So, integration is our aspiration. But to reach the integrated goal that we have, plenty of challenges lie ahead. Challenges it will take our best minds to figure out. That’s where we want to work with you and I’m going to briefly set some of these out.

On the industrial front our challenge is to make our supply chains more resilient. We’re dealing with an increase in lead times and prices, coupled with a shortage of some components and raw materials. The Ukraine conflict has exposed the vulnerabilities of a completely globalised free market supply chain. It’s forced us to ask what more can we to stabilise and prime our supply chains.

Now MOD has already made a start. Our Supply Chain Resilience Programme is mapping the most critical supply chains to ensure the impact on delivery of Defence outputs is minimised. But there much more to do.

How can we share intelligence and best practice on common critical supply chains and materials to better understand our vulnerabilities? How can we insulate our industries so that we’re less reliant on others to provide critical minerals and semi-conductors? What industrial capabilities should we on-shore or near-shore to ensure security of supply?

On international partnerships, resilience will also be key to helping us strengthen our international partnerships. How do we create agile – less siloed structures – capable of supporting multi-domain approaches?

How do we adapt our tactics, techniques and ideas to accommodate new ways of operating? How can we make sure that nations standardise their requirements to facilitate interoperability? And how do we establish protocols that ensure we can share sensitive information between countries and make the most of big data?

I’ll just give you a specific example – I had the privilege to tend the Formidable Shield NATO exercise in the Outer Hebrides in Scotland. We watched the cruise missile fire from the beach, it appeared on the screen and there were ships from many nations who shared that feed to intercept what is obviously a dummy missile. The point being, we’re going to have to work that way if we’re going to develop air defence across Europe.

So, on innovation we need to know how best to energise and optimise our enterprise. What more can we do to create a climate of creativity?

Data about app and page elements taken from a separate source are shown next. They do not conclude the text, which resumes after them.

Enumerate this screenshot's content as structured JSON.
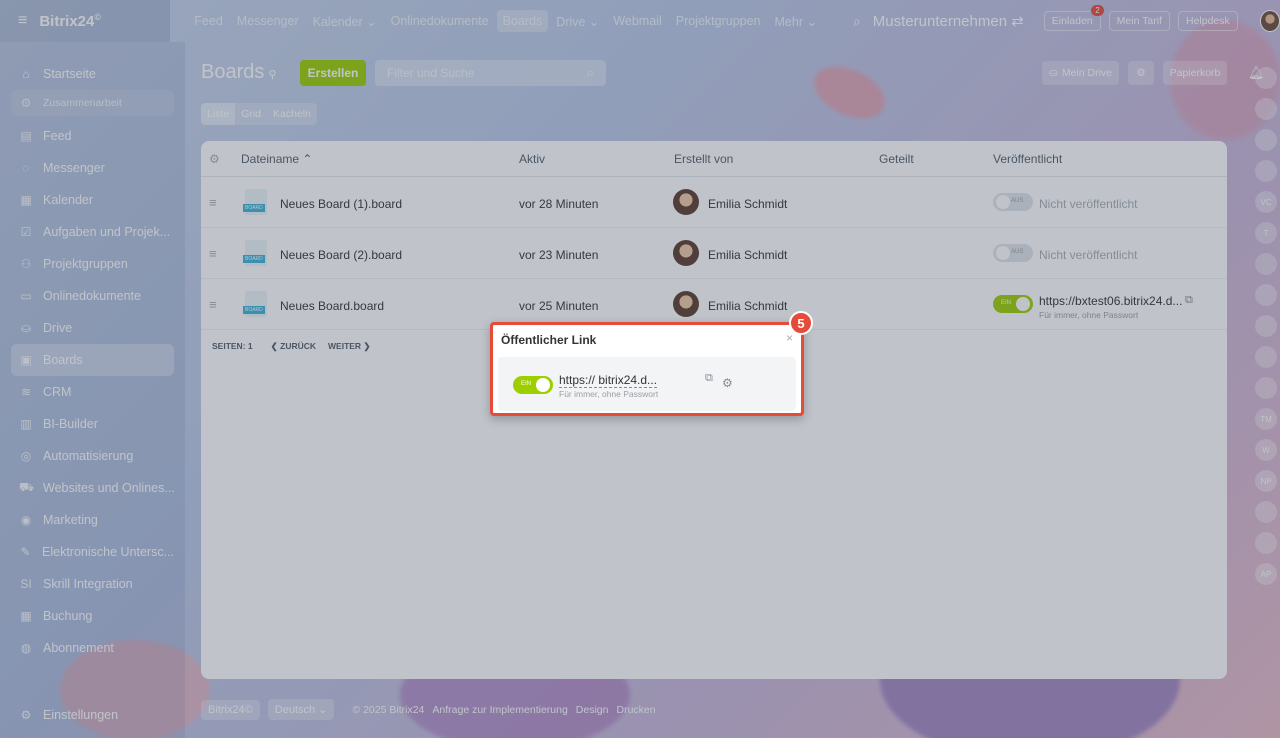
{
  "app": {
    "logo": "Bitrix24",
    "logo_mark": "©"
  },
  "nav": {
    "items": [
      "Feed",
      "Messenger",
      "Kalender ⌄",
      "Onlinedokumente",
      "Boards",
      "Drive ⌄",
      "Webmail",
      "Projektgruppen",
      "Mehr ⌄"
    ],
    "active_index": 4,
    "company": "Musterunternehmen ⇄",
    "invite_label": "Einladen",
    "invite_badge": "2",
    "tariff_label": "Mein Tarif",
    "helpdesk_label": "Helpdesk"
  },
  "sidebar": {
    "items": [
      {
        "icon": "⌂",
        "label": "Startseite",
        "type": "item"
      },
      {
        "icon": "⚙",
        "label": "Zusammenarbeit",
        "type": "section"
      },
      {
        "icon": "▤",
        "label": "Feed",
        "type": "item"
      },
      {
        "icon": "◌",
        "label": "Messenger",
        "type": "item"
      },
      {
        "icon": "▦",
        "label": "Kalender",
        "type": "item"
      },
      {
        "icon": "☑",
        "label": "Aufgaben und Projek...",
        "type": "item"
      },
      {
        "icon": "⚇",
        "label": "Projektgruppen",
        "type": "item"
      },
      {
        "icon": "▭",
        "label": "Onlinedokumente",
        "type": "item"
      },
      {
        "icon": "⛀",
        "label": "Drive",
        "type": "item"
      },
      {
        "icon": "▣",
        "label": "Boards",
        "type": "item",
        "active": true
      },
      {
        "icon": "≋",
        "label": "CRM",
        "type": "item"
      },
      {
        "icon": "▥",
        "label": "BI-Builder",
        "type": "item"
      },
      {
        "icon": "◎",
        "label": "Automatisierung",
        "type": "item"
      },
      {
        "icon": "⛟",
        "label": "Websites und Onlines...",
        "type": "item"
      },
      {
        "icon": "◉",
        "label": "Marketing",
        "type": "item"
      },
      {
        "icon": "✎",
        "label": "Elektronische Untersc...",
        "type": "item"
      },
      {
        "icon": "SI",
        "label": "Skrill Integration",
        "type": "item"
      },
      {
        "icon": "▦",
        "label": "Buchung",
        "type": "item"
      },
      {
        "icon": "◍",
        "label": "Abonnement",
        "type": "item"
      }
    ],
    "settings_label": "Einstellungen"
  },
  "header": {
    "title": "Boards",
    "create_label": "Erstellen",
    "filter_placeholder": "Filter und Suche",
    "my_drive_label": "Mein Drive",
    "trash_label": "Papierkorb",
    "views": [
      "Liste",
      "Grid",
      "Kacheln"
    ],
    "active_view": 0
  },
  "table": {
    "columns": [
      "Dateiname ⌃",
      "Aktiv",
      "Erstellt von",
      "Geteilt",
      "Veröffentlicht"
    ],
    "rows": [
      {
        "name": "Neues Board (1).board",
        "active": "vor 28 Minuten",
        "author": "Emilia Schmidt",
        "published": false,
        "pub_label": "Nicht veröffentlicht",
        "toggle_text": "AUS"
      },
      {
        "name": "Neues Board (2).board",
        "active": "vor 23 Minuten",
        "author": "Emilia Schmidt",
        "published": false,
        "pub_label": "Nicht veröffentlicht",
        "toggle_text": "AUS"
      },
      {
        "name": "Neues Board.board",
        "active": "vor 25 Minuten",
        "author": "Emilia Schmidt",
        "published": true,
        "pub_label": "https://bxtest06.bitrix24.d...",
        "pub_sub": "Für immer, ohne Passwort",
        "toggle_text": "EIN"
      }
    ],
    "file_badge": "BOARD",
    "pager": {
      "pages_label": "SEITEN:",
      "page": "1",
      "back": "❮ ZURÜCK",
      "next": "WEITER ❯"
    }
  },
  "popup": {
    "title": "Öffentlicher Link",
    "close": "×",
    "toggle_text": "EIN",
    "link": "https://          bitrix24.d...",
    "sub": "Für immer, ohne Passwort",
    "step": "5"
  },
  "footer": {
    "brand": "Bitrix24©",
    "language": "Deutsch ⌄",
    "copyright": "© 2025 Bitrix24",
    "links": [
      "Anfrage zur Implementierung",
      "Design",
      "Drucken"
    ]
  },
  "rail": [
    "",
    "",
    "",
    "",
    "VC",
    "T",
    "",
    "",
    "",
    "",
    "",
    "TM",
    "W",
    "NP",
    "",
    "",
    "AP"
  ],
  "colors": {
    "accent_green": "#9dcf00",
    "highlight_red": "#e64b3a"
  }
}
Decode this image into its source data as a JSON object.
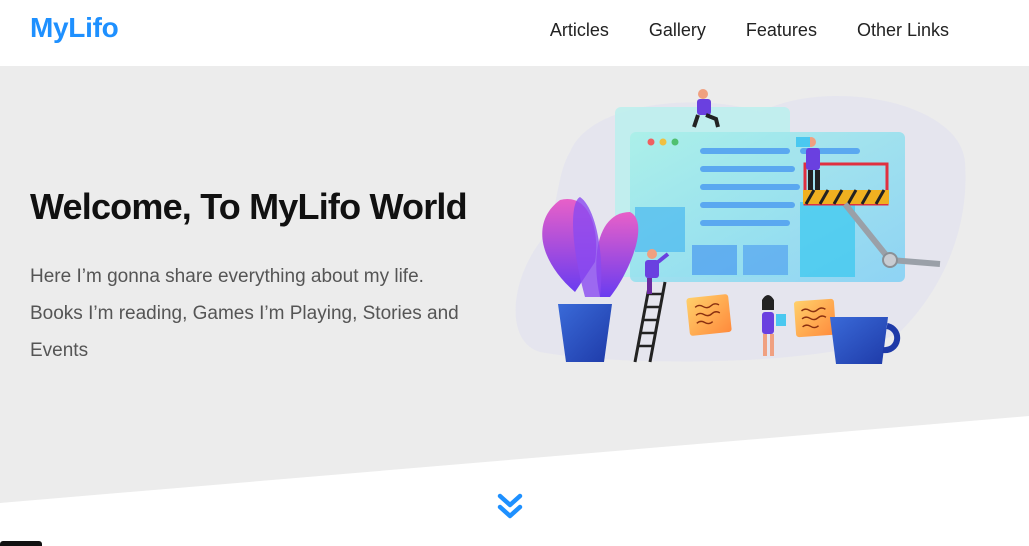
{
  "header": {
    "logo": "MyLifo",
    "nav": [
      {
        "label": "Articles"
      },
      {
        "label": "Gallery"
      },
      {
        "label": "Features"
      },
      {
        "label": "Other Links"
      }
    ]
  },
  "hero": {
    "title": "Welcome, To MyLifo World",
    "lines": [
      "Here I’m gonna share everything about my life.",
      "Books I’m reading, Games I’m Playing, Stories and",
      "Events"
    ]
  },
  "icons": {
    "scroll": "double-chevron-down-icon",
    "illustration": "web-design-team-illustration"
  },
  "colors": {
    "brand": "#1e90ff",
    "hero_bg": "#ececec",
    "text": "#555555"
  }
}
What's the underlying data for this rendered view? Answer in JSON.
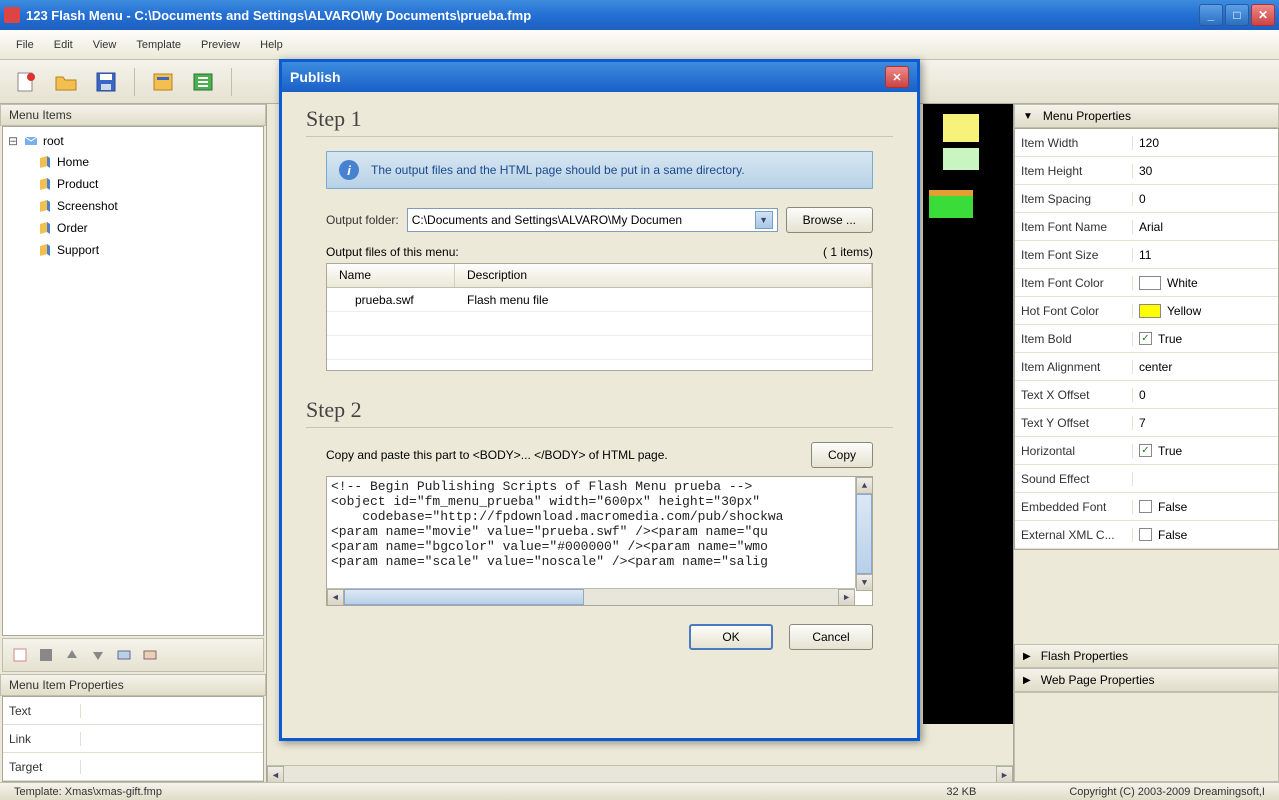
{
  "window": {
    "title": "123 Flash Menu - C:\\Documents and Settings\\ALVARO\\My Documents\\prueba.fmp"
  },
  "menubar": [
    "File",
    "Edit",
    "View",
    "Template",
    "Preview",
    "Help"
  ],
  "left": {
    "header": "Menu Items",
    "root_label": "root",
    "items": [
      "Home",
      "Product",
      "Screenshot",
      "Order",
      "Support"
    ],
    "props_header": "Menu Item Properties",
    "prop_keys": [
      "Text",
      "Link",
      "Target"
    ]
  },
  "right": {
    "sections": {
      "menu": "Menu Properties",
      "flash": "Flash Properties",
      "web": "Web Page Properties"
    },
    "props": [
      {
        "k": "Item Width",
        "v": "120"
      },
      {
        "k": "Item Height",
        "v": "30"
      },
      {
        "k": "Item Spacing",
        "v": "0"
      },
      {
        "k": "Item Font Name",
        "v": "Arial"
      },
      {
        "k": "Item Font Size",
        "v": "11"
      },
      {
        "k": "Item Font Color",
        "v": "White",
        "swatch": "#ffffff"
      },
      {
        "k": "Hot Font Color",
        "v": "Yellow",
        "swatch": "#ffff00"
      },
      {
        "k": "Item Bold",
        "v": "True",
        "check": true
      },
      {
        "k": "Item Alignment",
        "v": "center"
      },
      {
        "k": "Text X Offset",
        "v": "0"
      },
      {
        "k": "Text Y Offset",
        "v": "7"
      },
      {
        "k": "Horizontal",
        "v": "True",
        "check": true
      },
      {
        "k": "Sound Effect",
        "v": ""
      },
      {
        "k": "Embedded Font",
        "v": "False",
        "check": false
      },
      {
        "k": "External XML C...",
        "v": "False",
        "check": false
      }
    ]
  },
  "dialog": {
    "title": "Publish",
    "step1": "Step 1",
    "info": "The output files and the HTML page should be put in a same directory.",
    "output_label": "Output folder:",
    "output_path": "C:\\Documents and Settings\\ALVARO\\My Documen",
    "browse": "Browse ...",
    "files_label": "Output files of this menu:",
    "files_count": "( 1 items)",
    "table": {
      "cols": [
        "Name",
        "Description"
      ],
      "rows": [
        [
          "prueba.swf",
          "Flash menu file"
        ]
      ]
    },
    "step2": "Step 2",
    "copy_label": "Copy and paste this part to <BODY>... </BODY> of HTML page.",
    "copy_btn": "Copy",
    "code": "<!-- Begin Publishing Scripts of Flash Menu prueba -->\n<object id=\"fm_menu_prueba\" width=\"600px\" height=\"30px\" \n    codebase=\"http://fpdownload.macromedia.com/pub/shockwa\n<param name=\"movie\" value=\"prueba.swf\" /><param name=\"qu\n<param name=\"bgcolor\" value=\"#000000\" /><param name=\"wmo\n<param name=\"scale\" value=\"noscale\" /><param name=\"salig",
    "ok": "OK",
    "cancel": "Cancel"
  },
  "status": {
    "template": "Template:  Xmas\\xmas-gift.fmp",
    "size": "32 KB",
    "copyright": "Copyright (C) 2003-2009 Dreamingsoft,I"
  }
}
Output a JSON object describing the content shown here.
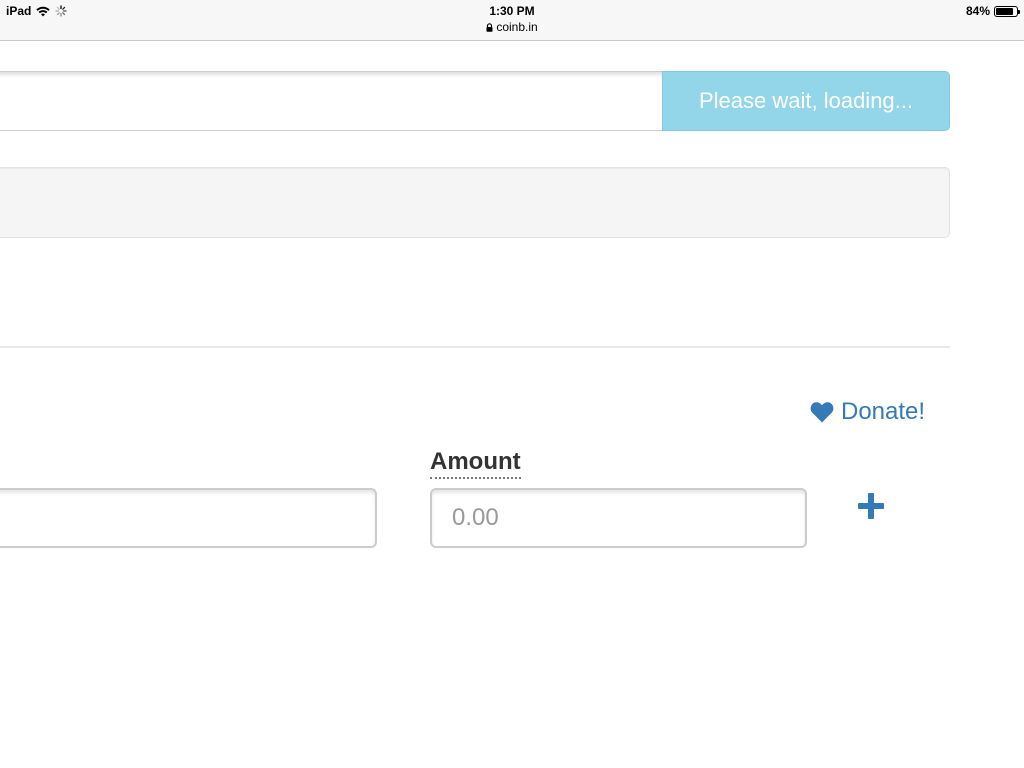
{
  "status_bar": {
    "device": "iPad",
    "time": "1:30 PM",
    "url": "coinb.in",
    "battery": "84%",
    "battery_level": 0.84,
    "icons": [
      "wifi-icon",
      "loading-spinner-icon",
      "lock-icon",
      "battery-icon"
    ]
  },
  "top_form": {
    "input_value": "",
    "button_label": "Please wait, loading..."
  },
  "donate": {
    "label": "Donate!",
    "icon": "heart-icon"
  },
  "output_row": {
    "address_value": "",
    "amount_label": "Amount",
    "amount_placeholder": "0.00",
    "add_icon": "plus-icon"
  },
  "colors": {
    "loading_button_bg": "#94d6e9",
    "link_blue": "#337ab7",
    "well_bg": "#f5f5f5"
  }
}
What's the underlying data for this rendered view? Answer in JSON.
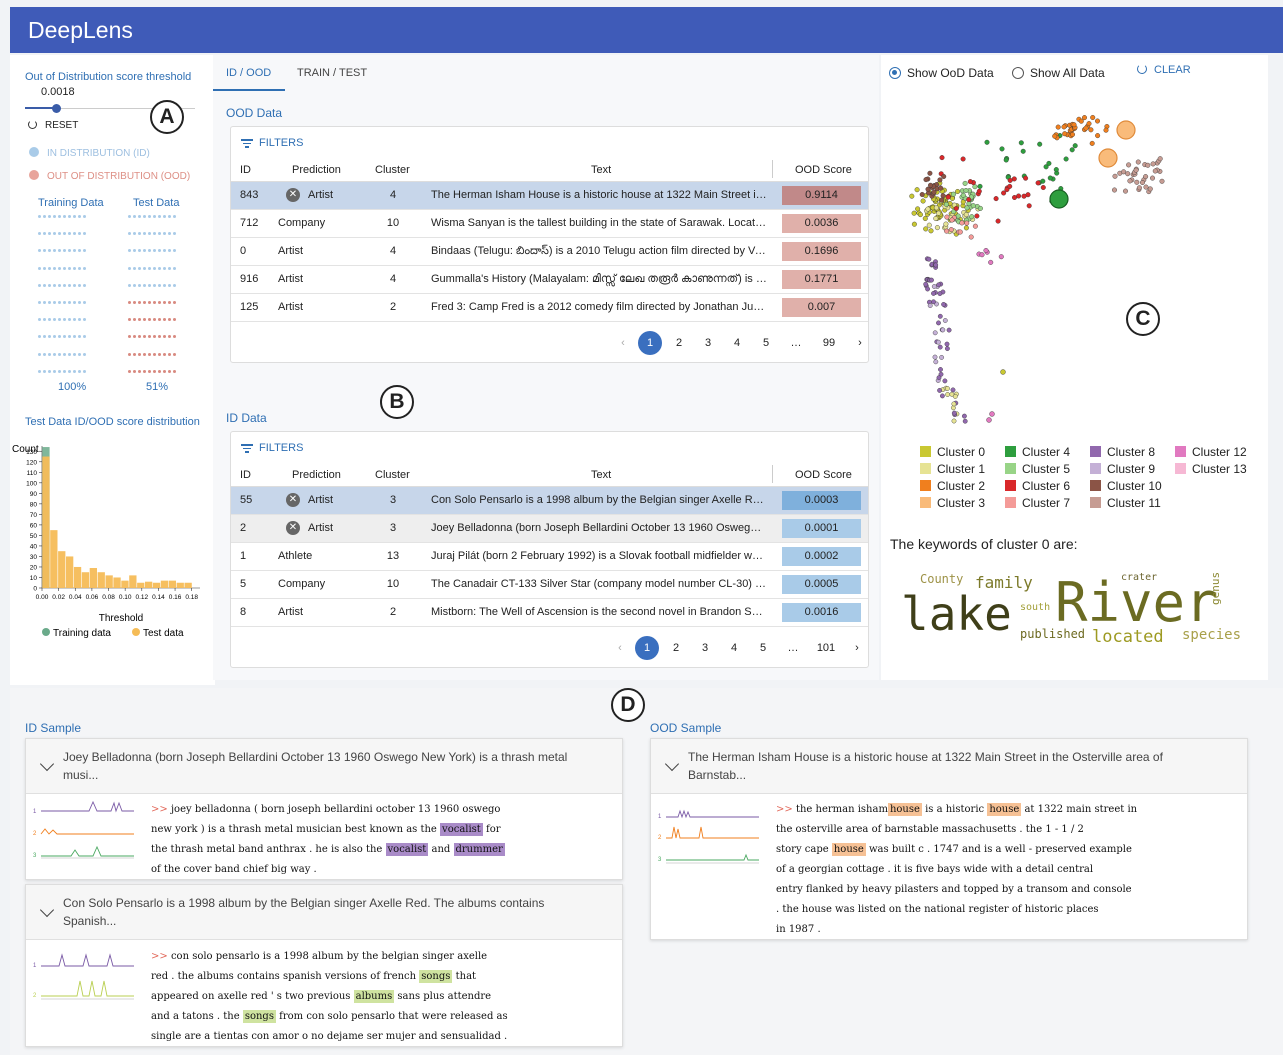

So, I ran my own SME before I entered Parliament, I have a fundamental belief in the dynamism, entrepreneurialism of people who start their own business. How can we harness that to tap into the talents of our ingenious indigenous SMEs, working alongside our primes and the supply chain.

So, to conclude. This is crucial. If you look at what’s happening in Ukraine, these questions I have posed are fundamental. And our forthcoming Command Paper will provide us with the formula for a stronger future – Defence working with you. Our adversaries are upping their game and we must do the same.

So, let’s end on a more positive note. Ukraine has not just given us a greater understanding of the capabilities of our adversaries. It has demonstrated the power we have when we stand alongside our allies.

And with the power of our coalition comes great opportunity. Opportunity not just to strengthen our defences. But to enhance our prosperity, create new jobs, enhance our skills base, and open-up new export markets. Exportability is crucial.

So, I challenge our Defence community to be more collaborative and more forward-leaning. To keep challenging the old ways of doing things. To keep testing ideas and keep taking risks.

And, above all, to keep innovating and keep integrating. In an ever more complex world, full spectrum air capabilities will define the future of defence more than ever.

Source: Government United Kingdom